──────── INPUT RECORDS

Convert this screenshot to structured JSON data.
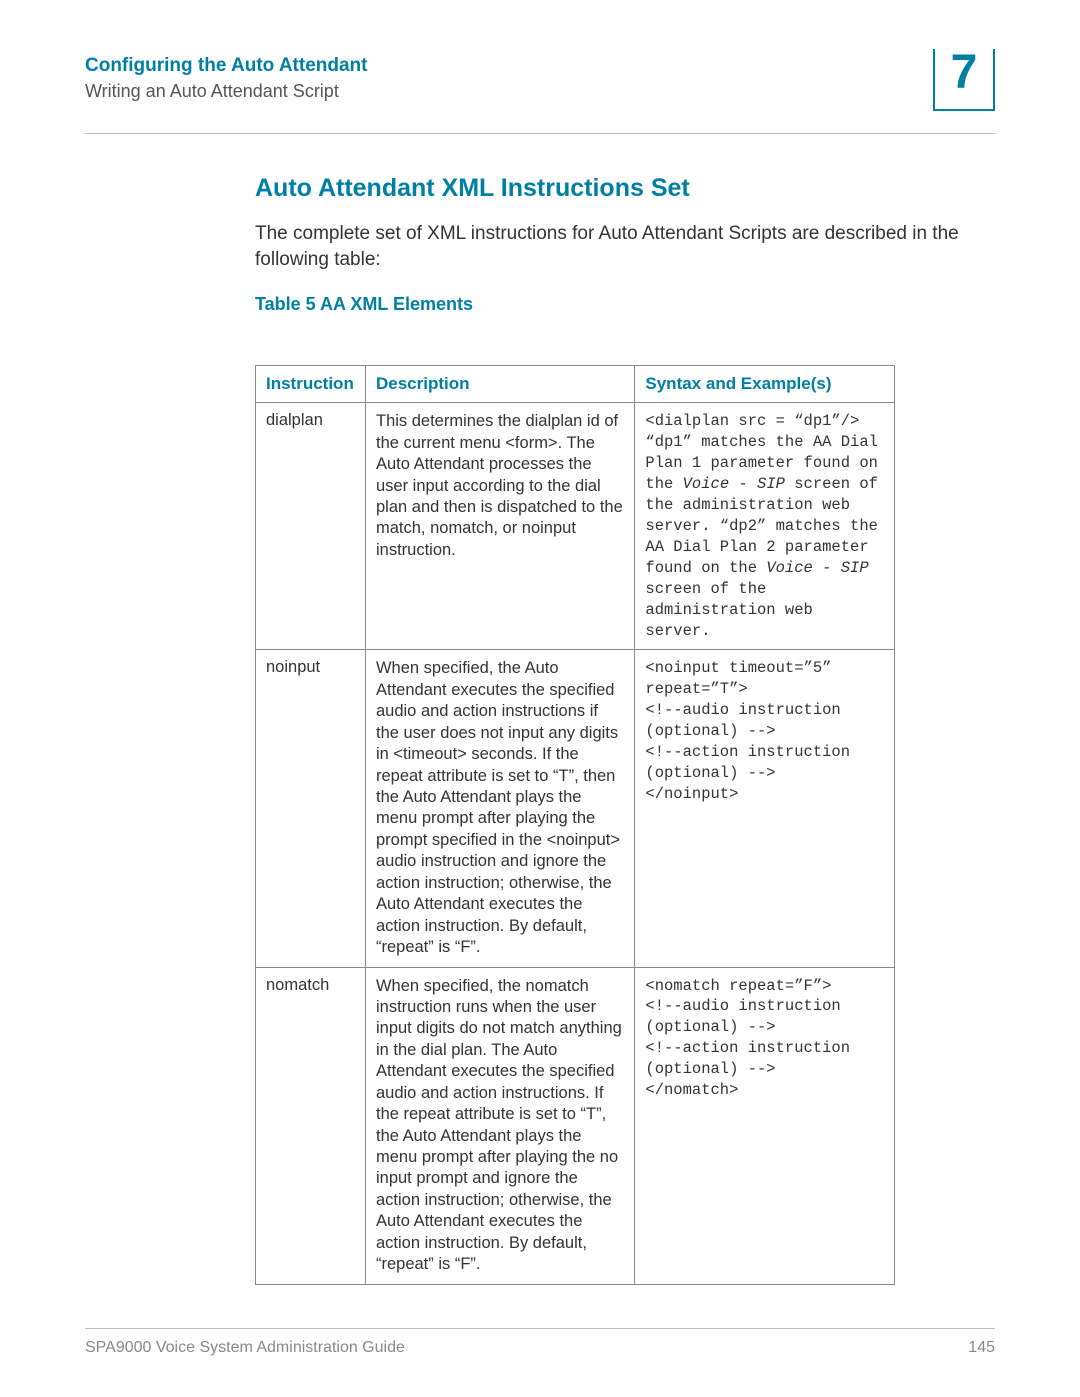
{
  "header": {
    "chapter_title": "Configuring the Auto Attendant",
    "section_title": "Writing an Auto Attendant Script",
    "chapter_number": "7"
  },
  "main": {
    "heading": "Auto Attendant XML Instructions Set",
    "intro": "The complete set of XML instructions for Auto Attendant Scripts are described in the following table:",
    "table_label": "Table 5    AA XML Elements",
    "table_headers": {
      "instruction": "Instruction",
      "description": "Description",
      "syntax": "Syntax and Example(s)"
    },
    "rows": [
      {
        "instruction": "dialplan",
        "description": "This determines the dialplan id of the current menu <form>. The Auto Attendant processes the user input according to the dial plan and then is dispatched to the match, nomatch, or noinput instruction.",
        "syntax_pre": "<dialplan src = “dp1”/>\n“dp1” matches the AA Dial Plan 1 parameter found on the ",
        "syntax_ital1": "Voice - SIP",
        "syntax_mid": " screen of the administration web server. “dp2” matches the AA Dial Plan 2 parameter found on the ",
        "syntax_ital2": "Voice - SIP",
        "syntax_post": " screen of the administration web server."
      },
      {
        "instruction": "noinput",
        "description": "When specified, the Auto Attendant executes the specified audio and action instructions if the user does not input any digits in <timeout> seconds. If the repeat attribute is set to “T”, then the Auto Attendant plays the menu prompt after playing the prompt specified in the <noinput> audio instruction and ignore the action instruction; otherwise, the Auto Attendant executes the action instruction. By default, “repeat” is “F”.",
        "syntax": "<noinput timeout=”5” repeat=”T”>\n<!--audio instruction (optional) -->\n<!--action instruction (optional) -->\n</noinput>"
      },
      {
        "instruction": "nomatch",
        "description": "When specified, the nomatch instruction runs when the user input digits do not match anything in the dial plan. The Auto Attendant executes the specified audio and action instructions. If the repeat attribute is set to “T”, the Auto Attendant plays the menu prompt after playing the no input prompt and ignore the action instruction; otherwise, the Auto Attendant executes the action instruction. By default, “repeat” is “F”.",
        "syntax": "<nomatch repeat=”F”>\n<!--audio instruction (optional) -->\n<!--action instruction (optional) -->\n</nomatch>"
      }
    ]
  },
  "footer": {
    "doc_title": "SPA9000 Voice System Administration Guide",
    "page_number": "145"
  },
  "chart_data": {
    "type": "table",
    "title": "Table 5 AA XML Elements",
    "columns": [
      "Instruction",
      "Description",
      "Syntax and Example(s)"
    ],
    "rows": [
      [
        "dialplan",
        "This determines the dialplan id of the current menu <form>. The Auto Attendant processes the user input according to the dial plan and then is dispatched to the match, nomatch, or noinput instruction.",
        "<dialplan src = \"dp1\"/> \"dp1\" matches the AA Dial Plan 1 parameter found on the Voice - SIP screen of the administration web server. \"dp2\" matches the AA Dial Plan 2 parameter found on the Voice - SIP screen of the administration web server."
      ],
      [
        "noinput",
        "When specified, the Auto Attendant executes the specified audio and action instructions if the user does not input any digits in <timeout> seconds. If the repeat attribute is set to \"T\", then the Auto Attendant plays the menu prompt after playing the prompt specified in the <noinput> audio instruction and ignore the action instruction; otherwise, the Auto Attendant executes the action instruction. By default, \"repeat\" is \"F\".",
        "<noinput timeout=\"5\" repeat=\"T\"> <!--audio instruction (optional) --> <!--action instruction (optional) --> </noinput>"
      ],
      [
        "nomatch",
        "When specified, the nomatch instruction runs when the user input digits do not match anything in the dial plan. The Auto Attendant executes the specified audio and action instructions. If the repeat attribute is set to \"T\", the Auto Attendant plays the menu prompt after playing the no input prompt and ignore the action instruction; otherwise, the Auto Attendant executes the action instruction. By default, \"repeat\" is \"F\".",
        "<nomatch repeat=\"F\"> <!--audio instruction (optional) --> <!--action instruction (optional) --> </nomatch>"
      ]
    ]
  }
}
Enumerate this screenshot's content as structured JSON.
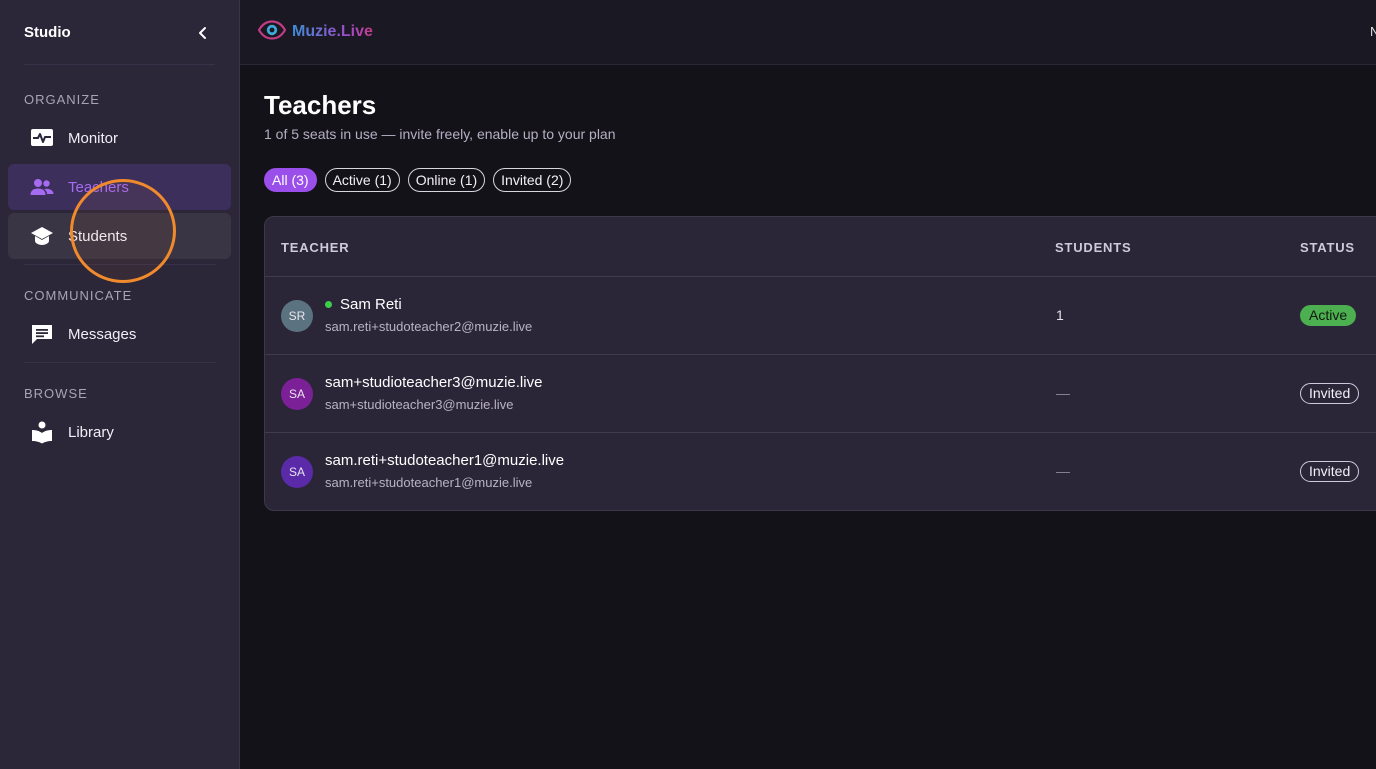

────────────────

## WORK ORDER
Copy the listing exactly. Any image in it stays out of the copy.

## ANSWER BOX
Convert this screenshot to structured JSON data.
{
  "header": {
    "chapter_title": "Configuring the Auto Attendant",
    "section_title": "Writing an Auto Attendant Script",
    "chapter_number": "7"
  },
  "main": {
    "heading": "Auto Attendant XML Instructions Set",
    "intro": "The complete set of XML instructions for Auto Attendant Scripts are described in the following table:",
    "table_label": "Table 5    AA XML Elements",
    "table_headers": {
      "instruction": "Instruction",
      "description": "Description",
      "syntax": "Syntax and Example(s)"
    },
    "rows": [
      {
        "instruction": "dialplan",
        "description": "This determines the dialplan id of the current menu <form>. The Auto Attendant processes the user input according to the dial plan and then is dispatched to the match, nomatch, or noinput instruction.",
        "syntax_pre": "<dialplan src = “dp1”/>\n“dp1” matches the AA Dial Plan 1 parameter found on the ",
        "syntax_ital1": "Voice - SIP",
        "syntax_mid": " screen of the administration web server. “dp2” matches the AA Dial Plan 2 parameter found on the ",
        "syntax_ital2": "Voice - SIP",
        "syntax_post": " screen of the administration web server."
      },
      {
        "instruction": "noinput",
        "description": "When specified, the Auto Attendant executes the specified audio and action instructions if the user does not input any digits in <timeout> seconds. If the repeat attribute is set to “T”, then the Auto Attendant plays the menu prompt after playing the prompt specified in the <noinput> audio instruction and ignore the action instruction; otherwise, the Auto Attendant executes the action instruction. By default, “repeat” is “F”.",
        "syntax": "<noinput timeout=”5” repeat=”T”>\n<!--audio instruction (optional) -->\n<!--action instruction (optional) -->\n</noinput>"
      },
      {
        "instruction": "nomatch",
        "description": "When specified, the nomatch instruction runs when the user input digits do not match anything in the dial plan. The Auto Attendant executes the specified audio and action instructions. If the repeat attribute is set to “T”, the Auto Attendant plays the menu prompt after playing the no input prompt and ignore the action instruction; otherwise, the Auto Attendant executes the action instruction. By default, “repeat” is “F”.",
        "syntax": "<nomatch repeat=”F”>\n<!--audio instruction (optional) -->\n<!--action instruction (optional) -->\n</nomatch>"
      }
    ]
  },
  "footer": {
    "doc_title": "SPA9000 Voice System Administration Guide",
    "page_number": "145"
  },
  "chart_data": {
    "type": "table",
    "title": "Table 5 AA XML Elements",
    "columns": [
      "Instruction",
      "Description",
      "Syntax and Example(s)"
    ],
    "rows": [
      [
        "dialplan",
        "This determines the dialplan id of the current menu <form>. The Auto Attendant processes the user input according to the dial plan and then is dispatched to the match, nomatch, or noinput instruction.",
        "<dialplan src = \"dp1\"/> \"dp1\" matches the AA Dial Plan 1 parameter found on the Voice - SIP screen of the administration web server. \"dp2\" matches the AA Dial Plan 2 parameter found on the Voice - SIP screen of the administration web server."
      ],
      [
        "noinput",
        "When specified, the Auto Attendant executes the specified audio and action instructions if the user does not input any digits in <timeout> seconds. If the repeat attribute is set to \"T\", then the Auto Attendant plays the menu prompt after playing the prompt specified in the <noinput> audio instruction and ignore the action instruction; otherwise, the Auto Attendant executes the action instruction. By default, \"repeat\" is \"F\".",
        "<noinput timeout=\"5\" repeat=\"T\"> <!--audio instruction (optional) --> <!--action instruction (optional) --> </noinput>"
      ],
      [
        "nomatch",
        "When specified, the nomatch instruction runs when the user input digits do not match anything in the dial plan. The Auto Attendant executes the specified audio and action instructions. If the repeat attribute is set to \"T\", the Auto Attendant plays the menu prompt after playing the no input prompt and ignore the action instruction; otherwise, the Auto Attendant executes the action instruction. By default, \"repeat\" is \"F\".",
        "<nomatch repeat=\"F\"> <!--audio instruction (optional) --> <!--action instruction (optional) --> </nomatch>"
      ]
    ]
  }
}
Enumerate this screenshot's content as structured JSON.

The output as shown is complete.